    2. MacBeth also betrayed his best friend, While the timelines don’t match, this just means it could be anyone. Brutus & Cassius betrayed Julius Caesar and committed suicide.
    3. Aramaic has been around since 1200 BC. Also Middle Eastern fashion doesn’t appear to change as often as Western fashion. Considering Aramaic is still used, he could have been long after the death of Christ.
    4. The Robe angle aside from the 50’s movie doesn’t really play that much into the life or resurrection of Christ. It has more meaning in the book than anywhere outside.
    5. Considering that Pandora was also there, this may have taken place centuries BC.
    I believe that the writers want the idea of Judas the betrayer, but not him. It is probably a device being used for instant recognition of a type rather than the icon himself.
    The Phantom Stranger may not be Judas, but in the Old DC Secret Origins Series, the Phantom Stranger and a few different origins with none laying claim to being the definitive. This may also play in as only the first of many possible origins.

    • Fair points, but I still think they’re foolish enough to actually make it him. If it’s a red herring then they’ve made it such a convincing one that it’ll be too much of a stretch if it’s not Judas.

      • During his Origin(s) in the 80’s, he was also a Jew who paid off a Roman soldier to whip Jesus and stab him with a spear as revenge for his son’s murdered in Jesus’ place during the slaughter of the innocents.
        The Biblical angle is not new, just a different angle. He was possibly the “Wandering Jew” of legend prior to being the Phantom Stranger.

        • I was aware of that. With the universe reboot they had an opportunity to keep him mysterious and they dropped the ball. I don’t think this book will last too long unless they really swerve on his identity with a retcon. You can’t have a Phantom Stranger if he’s familiar.

          • I think you just pointed out the “fatal flaw” in a series I was SO looking forward to. I wanted the mystique and strange.
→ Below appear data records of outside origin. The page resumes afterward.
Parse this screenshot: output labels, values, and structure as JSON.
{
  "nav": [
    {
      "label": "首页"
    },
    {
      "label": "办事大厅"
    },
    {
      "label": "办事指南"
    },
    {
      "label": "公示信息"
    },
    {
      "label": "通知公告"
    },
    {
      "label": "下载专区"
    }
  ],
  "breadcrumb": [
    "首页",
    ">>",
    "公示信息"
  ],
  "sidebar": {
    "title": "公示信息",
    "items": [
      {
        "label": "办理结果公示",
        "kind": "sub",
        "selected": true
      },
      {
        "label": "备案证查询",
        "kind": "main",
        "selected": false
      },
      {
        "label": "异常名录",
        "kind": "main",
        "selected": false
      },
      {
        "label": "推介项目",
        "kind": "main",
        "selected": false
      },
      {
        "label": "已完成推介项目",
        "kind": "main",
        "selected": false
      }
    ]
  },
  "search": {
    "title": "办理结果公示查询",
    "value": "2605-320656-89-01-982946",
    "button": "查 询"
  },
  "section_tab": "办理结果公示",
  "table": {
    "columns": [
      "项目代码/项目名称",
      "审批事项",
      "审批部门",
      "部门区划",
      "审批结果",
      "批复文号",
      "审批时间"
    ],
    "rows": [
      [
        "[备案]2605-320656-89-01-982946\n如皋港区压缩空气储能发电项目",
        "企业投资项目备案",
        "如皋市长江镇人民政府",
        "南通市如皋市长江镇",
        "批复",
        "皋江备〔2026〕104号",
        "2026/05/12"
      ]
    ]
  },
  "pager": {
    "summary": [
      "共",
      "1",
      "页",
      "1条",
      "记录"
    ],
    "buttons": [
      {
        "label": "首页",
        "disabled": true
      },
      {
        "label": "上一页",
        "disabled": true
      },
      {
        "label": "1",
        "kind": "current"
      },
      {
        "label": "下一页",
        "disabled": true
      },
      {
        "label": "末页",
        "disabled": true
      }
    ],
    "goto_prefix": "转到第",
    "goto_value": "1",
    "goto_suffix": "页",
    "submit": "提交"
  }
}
Don’t think I’m going to get it.

Leave A Reply

This site uses Akismet to reduce spam. Learn how your comment data is processed.